═════ MATERIAL FOR THIS TASK

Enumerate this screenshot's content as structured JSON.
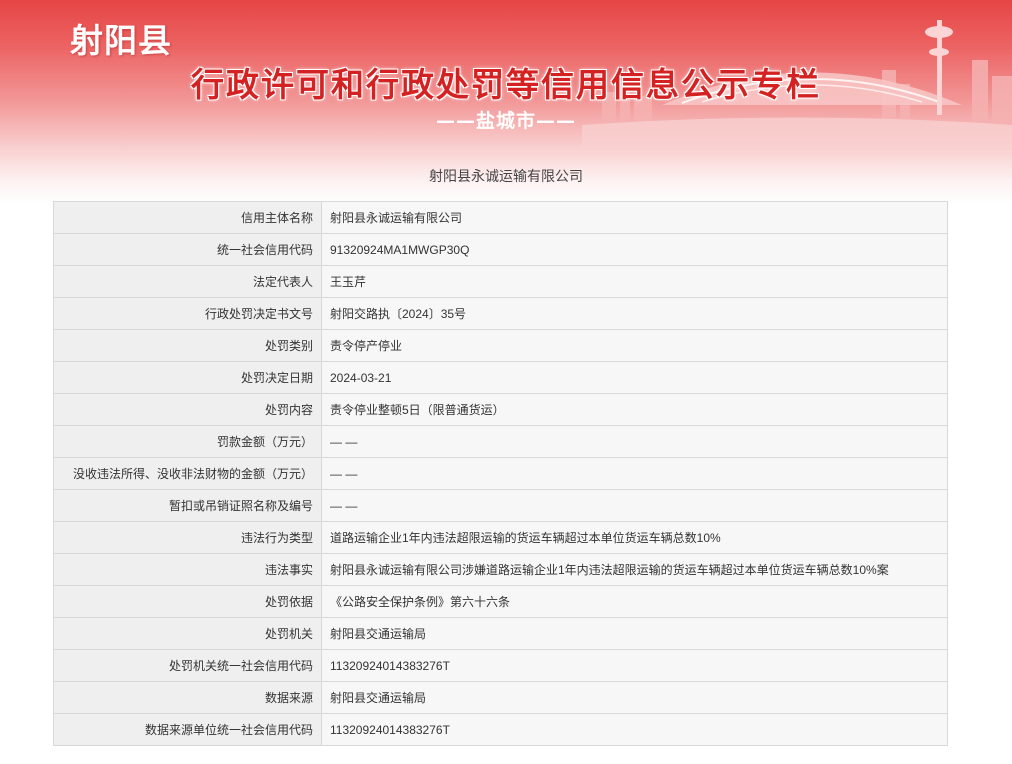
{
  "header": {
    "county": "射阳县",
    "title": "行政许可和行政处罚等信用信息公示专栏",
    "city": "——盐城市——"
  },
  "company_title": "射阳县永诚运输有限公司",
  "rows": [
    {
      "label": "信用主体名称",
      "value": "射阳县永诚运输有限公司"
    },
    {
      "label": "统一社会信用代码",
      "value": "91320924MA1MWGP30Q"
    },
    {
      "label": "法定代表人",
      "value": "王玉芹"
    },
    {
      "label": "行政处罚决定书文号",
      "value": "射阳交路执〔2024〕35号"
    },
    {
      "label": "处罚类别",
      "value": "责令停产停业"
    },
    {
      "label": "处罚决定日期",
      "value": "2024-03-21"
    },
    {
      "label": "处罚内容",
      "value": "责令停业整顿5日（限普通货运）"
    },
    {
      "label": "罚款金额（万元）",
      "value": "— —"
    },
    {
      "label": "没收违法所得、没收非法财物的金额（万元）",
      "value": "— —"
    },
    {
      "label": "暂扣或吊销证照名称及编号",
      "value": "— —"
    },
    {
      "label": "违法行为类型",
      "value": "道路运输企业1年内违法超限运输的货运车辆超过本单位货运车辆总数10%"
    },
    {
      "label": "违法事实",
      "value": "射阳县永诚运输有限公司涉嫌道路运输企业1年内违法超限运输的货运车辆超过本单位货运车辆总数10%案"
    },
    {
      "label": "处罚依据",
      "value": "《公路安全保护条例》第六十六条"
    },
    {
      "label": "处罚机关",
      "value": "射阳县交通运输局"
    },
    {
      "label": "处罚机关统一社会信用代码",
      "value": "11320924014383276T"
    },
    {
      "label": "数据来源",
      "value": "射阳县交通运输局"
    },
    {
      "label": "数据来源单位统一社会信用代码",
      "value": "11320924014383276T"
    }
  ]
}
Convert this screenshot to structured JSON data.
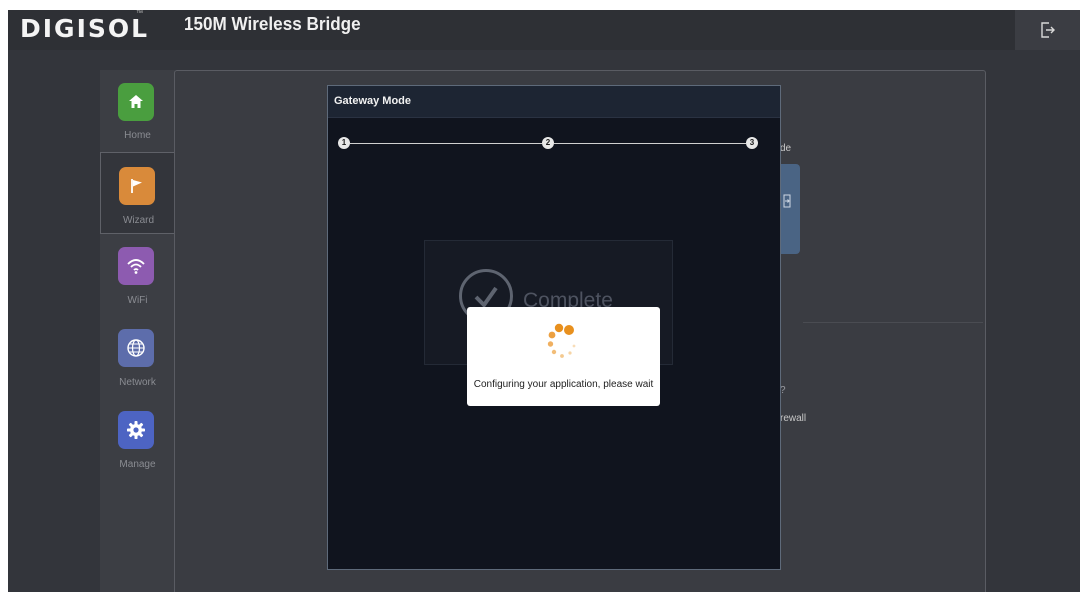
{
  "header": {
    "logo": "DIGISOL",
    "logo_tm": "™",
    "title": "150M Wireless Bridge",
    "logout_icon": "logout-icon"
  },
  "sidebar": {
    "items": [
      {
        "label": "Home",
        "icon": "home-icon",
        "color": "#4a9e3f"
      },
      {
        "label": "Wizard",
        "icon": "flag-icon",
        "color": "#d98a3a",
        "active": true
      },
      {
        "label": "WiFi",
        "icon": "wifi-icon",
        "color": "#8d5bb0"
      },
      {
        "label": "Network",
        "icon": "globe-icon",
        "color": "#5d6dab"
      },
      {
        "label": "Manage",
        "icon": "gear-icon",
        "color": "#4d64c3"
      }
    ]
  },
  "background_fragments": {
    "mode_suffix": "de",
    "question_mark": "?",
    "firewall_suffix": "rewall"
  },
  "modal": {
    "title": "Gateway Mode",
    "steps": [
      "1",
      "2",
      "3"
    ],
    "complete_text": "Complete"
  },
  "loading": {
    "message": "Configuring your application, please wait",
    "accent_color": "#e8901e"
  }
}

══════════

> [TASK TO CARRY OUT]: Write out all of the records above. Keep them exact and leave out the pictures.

> [ANSWER SECTION]:
Enumerate this screenshot's content as structured JSON.
{
  "header": {
    "county": "射阳县",
    "title": "行政许可和行政处罚等信用信息公示专栏",
    "city": "——盐城市——"
  },
  "company_title": "射阳县永诚运输有限公司",
  "rows": [
    {
      "label": "信用主体名称",
      "value": "射阳县永诚运输有限公司"
    },
    {
      "label": "统一社会信用代码",
      "value": "91320924MA1MWGP30Q"
    },
    {
      "label": "法定代表人",
      "value": "王玉芹"
    },
    {
      "label": "行政处罚决定书文号",
      "value": "射阳交路执〔2024〕35号"
    },
    {
      "label": "处罚类别",
      "value": "责令停产停业"
    },
    {
      "label": "处罚决定日期",
      "value": "2024-03-21"
    },
    {
      "label": "处罚内容",
      "value": "责令停业整顿5日（限普通货运）"
    },
    {
      "label": "罚款金额（万元）",
      "value": "— —"
    },
    {
      "label": "没收违法所得、没收非法财物的金额（万元）",
      "value": "— —"
    },
    {
      "label": "暂扣或吊销证照名称及编号",
      "value": "— —"
    },
    {
      "label": "违法行为类型",
      "value": "道路运输企业1年内违法超限运输的货运车辆超过本单位货运车辆总数10%"
    },
    {
      "label": "违法事实",
      "value": "射阳县永诚运输有限公司涉嫌道路运输企业1年内违法超限运输的货运车辆超过本单位货运车辆总数10%案"
    },
    {
      "label": "处罚依据",
      "value": "《公路安全保护条例》第六十六条"
    },
    {
      "label": "处罚机关",
      "value": "射阳县交通运输局"
    },
    {
      "label": "处罚机关统一社会信用代码",
      "value": "11320924014383276T"
    },
    {
      "label": "数据来源",
      "value": "射阳县交通运输局"
    },
    {
      "label": "数据来源单位统一社会信用代码",
      "value": "11320924014383276T"
    }
  ]
}
Convert this screenshot to structured JSON data.
{
  "header": {
    "logo": "DIGISOL",
    "logo_tm": "™",
    "title": "150M Wireless Bridge",
    "logout_icon": "logout-icon"
  },
  "sidebar": {
    "items": [
      {
        "label": "Home",
        "icon": "home-icon",
        "color": "#4a9e3f"
      },
      {
        "label": "Wizard",
        "icon": "flag-icon",
        "color": "#d98a3a",
        "active": true
      },
      {
        "label": "WiFi",
        "icon": "wifi-icon",
        "color": "#8d5bb0"
      },
      {
        "label": "Network",
        "icon": "globe-icon",
        "color": "#5d6dab"
      },
      {
        "label": "Manage",
        "icon": "gear-icon",
        "color": "#4d64c3"
      }
    ]
  },
  "background_fragments": {
    "mode_suffix": "de",
    "question_mark": "?",
    "firewall_suffix": "rewall"
  },
  "modal": {
    "title": "Gateway Mode",
    "steps": [
      "1",
      "2",
      "3"
    ],
    "complete_text": "Complete"
  },
  "loading": {
    "message": "Configuring your application, please wait",
    "accent_color": "#e8901e"
  }
}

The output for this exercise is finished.